Before Dante routing can be configured in Audinate Dante Controller software, the Tesira configuration file must first be sent to the TesiraFORTÉ DAN devices. Once the configuration file has been loaded, the Dante channels sent by the Tesira system should be discoverable in the Dante Controller software. Configured channels will show a channel name in the matrix. Note that unused channels are also shown in Dante Controller software.
Routing Dante channels in Dante Controller is a simple matter of selecting the desired crosspoints of inputs and outputs, just like in a matrix mixer.
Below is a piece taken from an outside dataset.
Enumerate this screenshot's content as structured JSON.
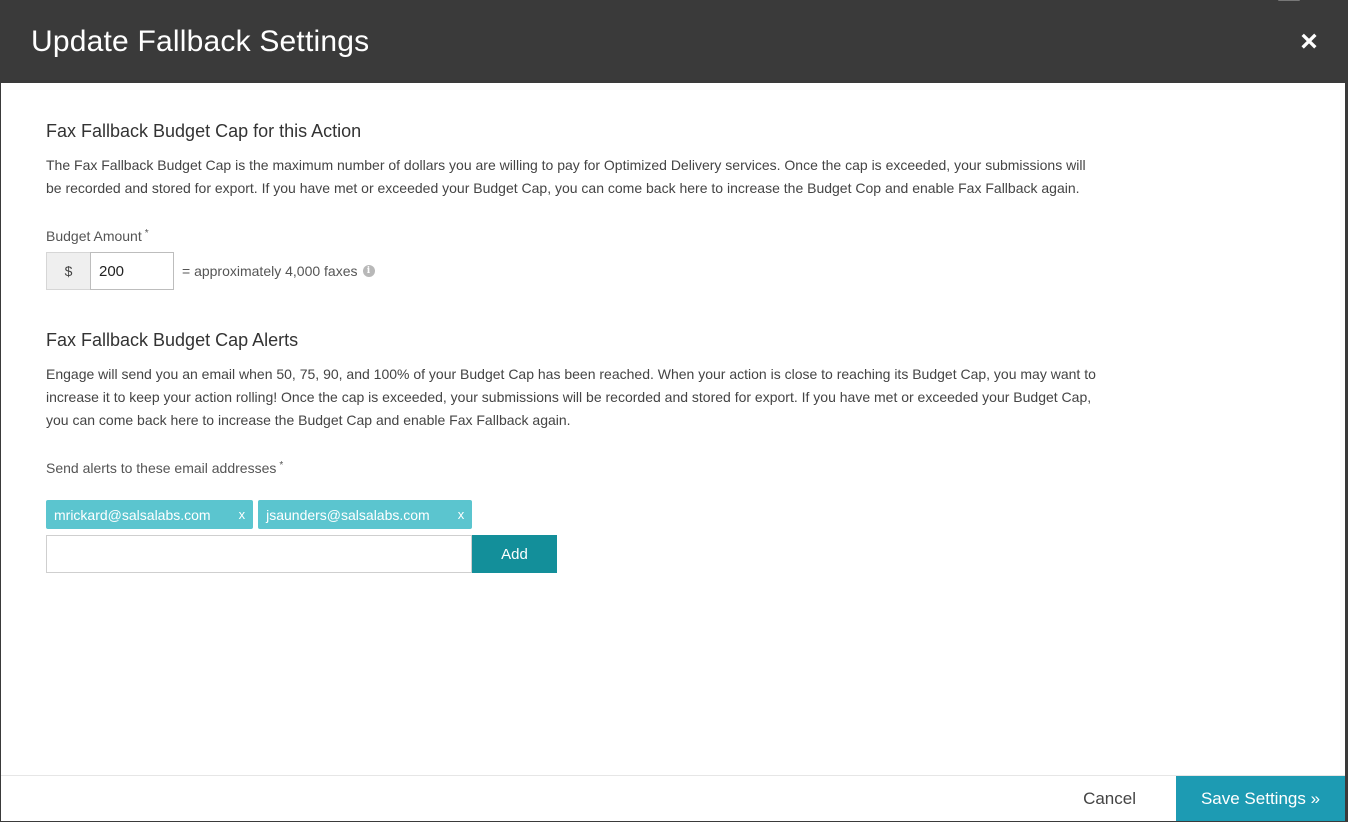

Below is the same configuration file that has been built in this article, as it appears in Dante Controller.
Note that Unit 2's Dante Outputs are being routed to Unit 1's Dante Inputs as a one-to-one matrix (i.e., Dante Output 1 from Unit 2 goes to Dante Input 1 on Unit 1, and so on). The additional Dante Inputs seen in this example are from third-party Dante microphones.
Once the Dante channels have been routed in Dante Controller, peak meters will show the microphone audio coming in over Dante to Unit 2, then moving over the Dante network and being received by Unit 1.
A more in depth example of routing Dante channels via Dante controller can be found in this Dante article.
Below are some sample files for integrating two TesiraFORTÉ DAN units together. All examples are using a TesiraFORTÉ DAN VI and TesiraFORTÉ DAN CI.
- VI + CI units linked via Dante with no processing - A simple file to use for practicing Dante routing. There are no processing blocks, just I/O blocks and a mixer.
- VI + CI units linked via Dante with signal processing, program audio, and USB - A slightly more complex example, in which two units are combined via Dante, and one of the unit's local outputs are used for all system audio.
- VI + CI units linked via Dante in a combinable space - A configuration file for combining two Forte DAN units in a room that can be combined or divided.
The following articles provide further, important details about utilizing Dante in general, as well as specific information for integrating Shure MXA310 and MXA910 microphones.
- Dante - Overview article for implementing Dante audio in Tesira
- Using the Shure MXA910 microphone array with Tesira - Article providing guidance on using the Shure MXA910 mic arrays with Tesira
- Using TesiraFORTÉ DAN with Shure MXA310 and MXA910 - Tech note with networking guidance and programming tips specifically for the MXA310 and MXA910